Introduction: Gakken Theremin Kit Hack

About: My name is Randy and I am a Community Manager in these here parts. In a previous life I had founded and run the Instructables Design Studio (RIP) @ Autodesk's Pier 9 Technology Center. I'm also the author of t…

Here are instructions to do some basic hacks to the theremin kit that you can buy from Make. True, there are already directions to do both of these things in the accompanying magazine, but what sets this how-to apart is that it is in English. If like me you can't read Japanese and unlike me, you couldn't figure out what to do from the pictures alone, this should help.

Basically, what I am doing is adding an audio out jack and also a bigger, sturdier telescoping antenna. This is a great improvement on the original.

Step 1: Go Get Stuff

You will need:
Gakken Theremin Kit (from Make)
A power drill
A mini screwdriver set
A mono jack with switch
Something with a telescoping antenna
A solder setup
Some extra wire
Assorted hardware

Step 2: Make the Kit

Before you can hack the kit, make it! See if it works. See how it works. Determine if you really want to make it better.

Alright, let's now assume that you do.

Step 3: Open It Back Up

Alright, lets make this thing better!

First thing is first, we need to open that theremin back up.

Remove the screw in the bottom and take the casing apart.

Step 4: Drill and Install

Drill a 1/4" hole in the back of the theremin just to the right of the speaker. This will be for mounting your audio out jack. I found holding the panel in place where it should be helped me to drill it on target. You should not do this. Always clamp things down and be safe when working with power tools.

Once you have your hole drilled, mount and fasten the jack in place.

Step 5: Wire It Up

Now is time to wire up the jack. This may require adding in a little extra wire.

First wire SP- (the wire on the right) to both the audio signal tab on the jack and the minus tab on the speaker (where it was just connected). Or, to put another way, wire the audio signal tab on the jack to SP- and the minus tab on the speaker.
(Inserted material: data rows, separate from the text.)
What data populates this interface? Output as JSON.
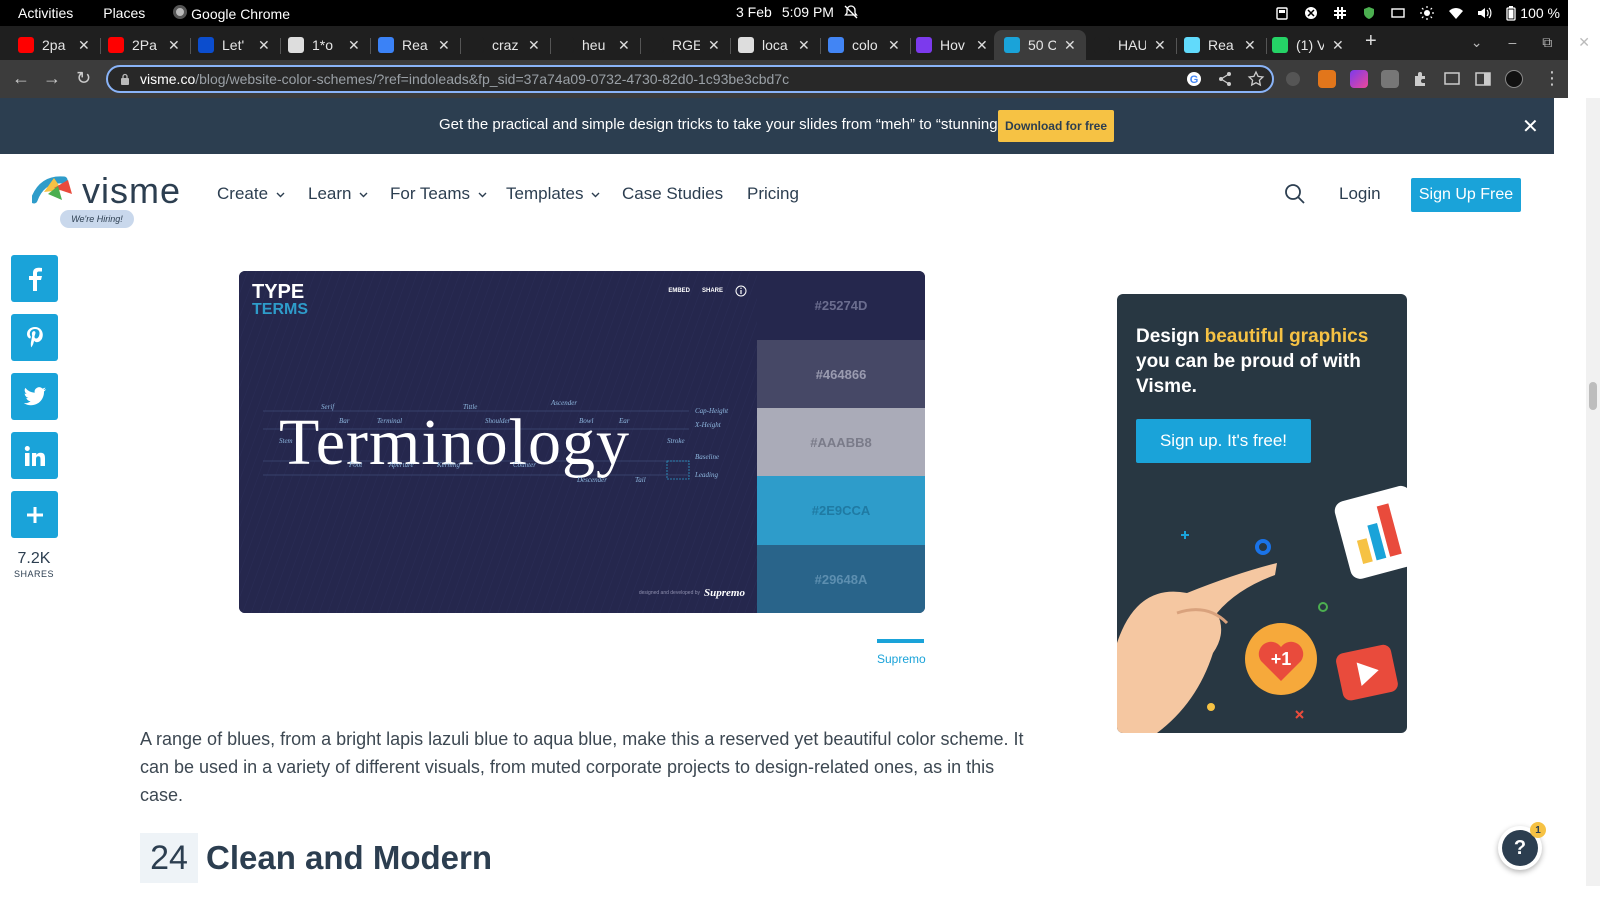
{
  "system": {
    "activities": "Activities",
    "places": "Places",
    "app": "Google Chrome",
    "date": "3 Feb",
    "time": "5:09 PM",
    "battery": "100 %"
  },
  "tabs": [
    {
      "title": "2pa",
      "color": "#ff0000"
    },
    {
      "title": "2Pa",
      "color": "#ff0000"
    },
    {
      "title": "Let'",
      "color": "#0b4dce"
    },
    {
      "title": "1*o",
      "color": "#dddddd"
    },
    {
      "title": "Rea",
      "color": "#3b82f6"
    },
    {
      "title": "craz",
      "color": "#1f1f1f"
    },
    {
      "title": "heu",
      "color": "#1f1f1f"
    },
    {
      "title": "RGE",
      "color": "#1f1f1f"
    },
    {
      "title": "loca",
      "color": "#dddddd"
    },
    {
      "title": "colo",
      "color": "#4285f4"
    },
    {
      "title": "Hov",
      "color": "#7c3aed"
    },
    {
      "title": "50 C",
      "color": "#1aa3d9"
    },
    {
      "title": "HAU",
      "color": "#1f1f1f"
    },
    {
      "title": "Rea",
      "color": "#61dafb"
    },
    {
      "title": "(1) V",
      "color": "#25d366"
    }
  ],
  "browser": {
    "url_host": "visme.co",
    "url_path": "/blog/website-color-schemes/?ref=indoleads&fp_sid=37a74a09-0732-4730-82d0-1c93be3cbd7c"
  },
  "promo": {
    "text": "Get the practical and simple design tricks to take your slides from “meh” to “stunning”!",
    "button": "Download for free",
    "close": "✕"
  },
  "nav": {
    "logo": "visme",
    "hiring": "We're Hiring!",
    "items": [
      "Create",
      "Learn",
      "For Teams",
      "Templates",
      "Case Studies",
      "Pricing"
    ],
    "login": "Login",
    "signup": "Sign Up Free"
  },
  "share": {
    "count": "7.2K",
    "label": "SHARES"
  },
  "palette": {
    "logo_line1": "TYPE",
    "logo_line2": "TERMS",
    "embed": "EMBED",
    "share": "SHARE",
    "word": "Terminology",
    "annotations": [
      "Serif",
      "Bar",
      "Terminal",
      "Stem",
      "Tittle",
      "Shoulder",
      "Ascender",
      "Bowl",
      "Ear",
      "Cap-Height",
      "X-Height",
      "Stroke",
      "Foot",
      "Aperture",
      "Kerning",
      "Counter",
      "Descender",
      "Tail",
      "Baseline",
      "Leading"
    ],
    "credit_small": "designed and developed by",
    "credit_brand": "Supremo",
    "swatches": [
      {
        "hex": "#25274D",
        "text_color": "#6b6d8f"
      },
      {
        "hex": "#464866",
        "text_color": "#9a9bb0"
      },
      {
        "hex": "#AAABB8",
        "text_color": "#7a7b89"
      },
      {
        "hex": "#2E9CCA",
        "text_color": "#1f7aa3"
      },
      {
        "hex": "#29648A",
        "text_color": "#5d8fb0"
      }
    ],
    "caption": "Supremo"
  },
  "article": {
    "paragraph": "A range of blues, from a bright lapis lazuli blue to aqua blue, make this a reserved yet beautiful color scheme. It can be used in a variety of different visuals, from muted corporate projects to design-related ones, as in this case.",
    "section_num": "24",
    "section_title": "Clean and Modern"
  },
  "ad": {
    "head_1": "Design ",
    "head_hl": "beautiful graphics",
    "head_2": " you can be proud of with Visme.",
    "cta": "Sign up. It's free!",
    "badge": "+1"
  },
  "help": {
    "icon": "?",
    "badge": "1"
  }
}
Then wire the SP+ wire (the wire on the left) to the tab that connects to the big rounded metal bit on the back of the jack. Wire the + terminal on the speaker to the only other free jack (the tab that connects to the the little metal switch on the inside of the jack). This will turn off the speaker (break the connection) when someone plugs in an audio cable.

Step 6: Get a New Antenna

Take your "something with a telescoping antenna" and remove the telescoping antenna.

If it does not have a wire and piece of hardware on the end that will clamp nicely under a screw, you may want to attach one.

Step 7: Attach the Antenna to the Case

Insert the antenna into the case and secure it in place.

I drilled a small hole in the side and held it in place with a spacer and a machine screw.

Step 8: Wire the Antenna

Detach the old antenna by removing the screw and clamp in the new antenna in its place.

Step 9: Close the Case

Hot glue any exposed wires in place so that they won't touch anything and short out (and/or insulate them).

Also, chop off any part of the plastic inside the case that may interfere with it closing.

Once you have done all of this, close the case back up and reassemble it by inserting the single screw back into the bottom, putting in some batteries and closing it back up.

Art of Sound Contest

Participated in the
Art of Sound Contest